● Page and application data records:
»»

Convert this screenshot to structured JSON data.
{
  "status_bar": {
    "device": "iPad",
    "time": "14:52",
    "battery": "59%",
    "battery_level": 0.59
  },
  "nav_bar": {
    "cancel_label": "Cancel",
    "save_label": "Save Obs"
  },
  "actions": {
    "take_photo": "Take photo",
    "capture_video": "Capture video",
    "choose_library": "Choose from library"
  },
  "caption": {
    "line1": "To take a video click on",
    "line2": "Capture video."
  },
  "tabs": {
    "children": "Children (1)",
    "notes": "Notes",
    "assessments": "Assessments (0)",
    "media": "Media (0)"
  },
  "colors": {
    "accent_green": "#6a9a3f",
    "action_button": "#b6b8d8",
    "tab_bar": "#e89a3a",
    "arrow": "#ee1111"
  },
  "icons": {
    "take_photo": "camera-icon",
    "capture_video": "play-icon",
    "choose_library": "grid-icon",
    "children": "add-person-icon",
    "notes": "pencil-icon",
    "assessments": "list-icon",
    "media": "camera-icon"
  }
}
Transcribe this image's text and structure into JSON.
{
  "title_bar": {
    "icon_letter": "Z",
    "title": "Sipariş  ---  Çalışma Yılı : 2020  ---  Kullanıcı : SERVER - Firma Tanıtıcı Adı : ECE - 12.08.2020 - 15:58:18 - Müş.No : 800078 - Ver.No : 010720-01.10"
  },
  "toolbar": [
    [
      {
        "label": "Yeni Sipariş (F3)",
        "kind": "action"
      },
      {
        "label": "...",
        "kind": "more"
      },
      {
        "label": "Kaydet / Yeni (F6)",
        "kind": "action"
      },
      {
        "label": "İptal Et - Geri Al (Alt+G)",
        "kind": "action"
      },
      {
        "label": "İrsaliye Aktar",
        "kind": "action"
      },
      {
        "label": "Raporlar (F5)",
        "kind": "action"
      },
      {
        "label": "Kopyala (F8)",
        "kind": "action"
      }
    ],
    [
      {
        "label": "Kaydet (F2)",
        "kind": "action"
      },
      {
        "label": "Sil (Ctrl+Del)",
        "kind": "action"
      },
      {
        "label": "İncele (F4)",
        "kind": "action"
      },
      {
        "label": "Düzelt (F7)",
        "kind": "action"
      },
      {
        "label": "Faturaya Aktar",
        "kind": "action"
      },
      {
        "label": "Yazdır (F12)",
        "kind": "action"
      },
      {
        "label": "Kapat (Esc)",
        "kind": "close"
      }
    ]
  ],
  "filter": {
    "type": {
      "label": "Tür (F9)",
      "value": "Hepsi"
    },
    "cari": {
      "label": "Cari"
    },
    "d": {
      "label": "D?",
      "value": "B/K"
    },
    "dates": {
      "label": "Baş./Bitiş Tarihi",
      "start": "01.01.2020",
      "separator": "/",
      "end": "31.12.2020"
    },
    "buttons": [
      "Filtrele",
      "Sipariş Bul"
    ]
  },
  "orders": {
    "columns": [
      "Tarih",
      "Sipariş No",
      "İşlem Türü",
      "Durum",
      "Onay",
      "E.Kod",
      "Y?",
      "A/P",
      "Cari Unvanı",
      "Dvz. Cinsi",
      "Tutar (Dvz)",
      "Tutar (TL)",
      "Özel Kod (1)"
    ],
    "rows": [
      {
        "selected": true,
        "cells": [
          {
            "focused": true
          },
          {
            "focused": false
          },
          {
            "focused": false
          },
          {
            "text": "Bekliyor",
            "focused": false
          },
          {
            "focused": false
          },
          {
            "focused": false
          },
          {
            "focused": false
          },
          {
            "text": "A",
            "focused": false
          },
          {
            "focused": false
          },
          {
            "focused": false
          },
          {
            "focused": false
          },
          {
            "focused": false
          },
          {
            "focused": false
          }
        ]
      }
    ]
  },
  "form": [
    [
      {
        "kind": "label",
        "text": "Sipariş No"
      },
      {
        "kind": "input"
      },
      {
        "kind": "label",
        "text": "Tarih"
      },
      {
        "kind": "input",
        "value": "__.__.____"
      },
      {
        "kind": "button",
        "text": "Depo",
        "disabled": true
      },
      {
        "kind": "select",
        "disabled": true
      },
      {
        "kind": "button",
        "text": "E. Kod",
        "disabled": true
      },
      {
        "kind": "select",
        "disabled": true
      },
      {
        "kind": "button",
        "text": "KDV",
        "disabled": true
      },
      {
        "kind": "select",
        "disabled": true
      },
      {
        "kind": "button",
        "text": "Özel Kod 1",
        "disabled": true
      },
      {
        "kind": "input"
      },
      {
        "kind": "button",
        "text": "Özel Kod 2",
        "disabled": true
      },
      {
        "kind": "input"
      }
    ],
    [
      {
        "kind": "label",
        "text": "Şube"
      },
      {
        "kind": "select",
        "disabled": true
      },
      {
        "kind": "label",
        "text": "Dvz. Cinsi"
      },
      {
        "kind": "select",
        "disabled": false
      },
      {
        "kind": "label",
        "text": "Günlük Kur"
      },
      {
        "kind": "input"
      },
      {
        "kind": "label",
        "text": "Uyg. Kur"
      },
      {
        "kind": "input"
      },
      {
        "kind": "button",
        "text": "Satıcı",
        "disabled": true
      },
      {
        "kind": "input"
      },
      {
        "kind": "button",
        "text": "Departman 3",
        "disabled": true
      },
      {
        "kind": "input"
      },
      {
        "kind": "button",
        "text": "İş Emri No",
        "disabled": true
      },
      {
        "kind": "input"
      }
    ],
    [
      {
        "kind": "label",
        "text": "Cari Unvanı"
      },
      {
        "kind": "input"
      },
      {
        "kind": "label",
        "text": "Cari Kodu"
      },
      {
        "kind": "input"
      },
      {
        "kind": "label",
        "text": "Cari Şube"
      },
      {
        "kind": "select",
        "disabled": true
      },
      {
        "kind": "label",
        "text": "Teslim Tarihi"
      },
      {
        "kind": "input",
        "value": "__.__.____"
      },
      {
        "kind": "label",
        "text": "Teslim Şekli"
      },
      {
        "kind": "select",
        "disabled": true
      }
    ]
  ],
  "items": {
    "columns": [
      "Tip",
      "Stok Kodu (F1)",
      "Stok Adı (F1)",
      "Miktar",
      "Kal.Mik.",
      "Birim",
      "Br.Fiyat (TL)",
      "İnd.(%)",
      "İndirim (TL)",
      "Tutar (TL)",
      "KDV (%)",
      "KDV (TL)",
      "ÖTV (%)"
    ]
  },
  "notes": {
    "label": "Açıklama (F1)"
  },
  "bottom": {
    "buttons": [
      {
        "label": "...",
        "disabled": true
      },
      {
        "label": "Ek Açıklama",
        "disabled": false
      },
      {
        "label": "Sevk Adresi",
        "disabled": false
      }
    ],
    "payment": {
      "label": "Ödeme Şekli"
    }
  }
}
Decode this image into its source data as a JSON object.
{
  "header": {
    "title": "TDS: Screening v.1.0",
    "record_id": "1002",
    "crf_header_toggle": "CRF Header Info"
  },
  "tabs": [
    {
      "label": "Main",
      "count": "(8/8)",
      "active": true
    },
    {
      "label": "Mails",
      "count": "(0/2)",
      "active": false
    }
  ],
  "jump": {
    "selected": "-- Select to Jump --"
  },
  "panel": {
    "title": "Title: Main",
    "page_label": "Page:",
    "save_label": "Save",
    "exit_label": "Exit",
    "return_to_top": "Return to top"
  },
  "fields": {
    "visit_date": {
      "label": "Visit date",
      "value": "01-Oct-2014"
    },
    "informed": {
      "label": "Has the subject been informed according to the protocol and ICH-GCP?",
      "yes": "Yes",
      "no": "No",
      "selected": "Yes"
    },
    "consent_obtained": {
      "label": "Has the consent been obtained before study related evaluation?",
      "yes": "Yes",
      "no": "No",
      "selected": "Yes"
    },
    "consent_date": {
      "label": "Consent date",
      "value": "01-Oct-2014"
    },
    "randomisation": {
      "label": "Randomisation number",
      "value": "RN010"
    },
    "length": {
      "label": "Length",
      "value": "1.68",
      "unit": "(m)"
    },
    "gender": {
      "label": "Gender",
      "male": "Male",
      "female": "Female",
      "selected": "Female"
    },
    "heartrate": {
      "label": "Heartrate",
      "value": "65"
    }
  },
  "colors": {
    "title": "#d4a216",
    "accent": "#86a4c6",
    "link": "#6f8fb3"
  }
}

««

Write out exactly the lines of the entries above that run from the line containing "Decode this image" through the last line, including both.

● SOLUTION BELOW:
Decode this image into its source data as a JSON object.
{
  "header": {
    "title": "TDS: Screening v.1.0",
    "record_id": "1002",
    "crf_header_toggle": "CRF Header Info"
  },
  "tabs": [
    {
      "label": "Main",
      "count": "(8/8)",
      "active": true
    },
    {
      "label": "Mails",
      "count": "(0/2)",
      "active": false
    }
  ],
  "jump": {
    "selected": "-- Select to Jump --"
  },
  "panel": {
    "title": "Title: Main",
    "page_label": "Page:",
    "save_label": "Save",
    "exit_label": "Exit",
    "return_to_top": "Return to top"
  },
  "fields": {
    "visit_date": {
      "label": "Visit date",
      "value": "01-Oct-2014"
    },
    "informed": {
      "label": "Has the subject been informed according to the protocol and ICH-GCP?",
      "yes": "Yes",
      "no": "No",
      "selected": "Yes"
    },
    "consent_obtained": {
      "label": "Has the consent been obtained before study related evaluation?",
      "yes": "Yes",
      "no": "No",
      "selected": "Yes"
    },
    "consent_date": {
      "label": "Consent date",
      "value": "01-Oct-2014"
    },
    "randomisation": {
      "label": "Randomisation number",
      "value": "RN010"
    },
    "length": {
      "label": "Length",
      "value": "1.68",
      "unit": "(m)"
    },
    "gender": {
      "label": "Gender",
      "male": "Male",
      "female": "Female",
      "selected": "Female"
    },
    "heartrate": {
      "label": "Heartrate",
      "value": "65"
    }
  },
  "colors": {
    "title": "#d4a216",
    "accent": "#86a4c6",
    "link": "#6f8fb3"
  }
}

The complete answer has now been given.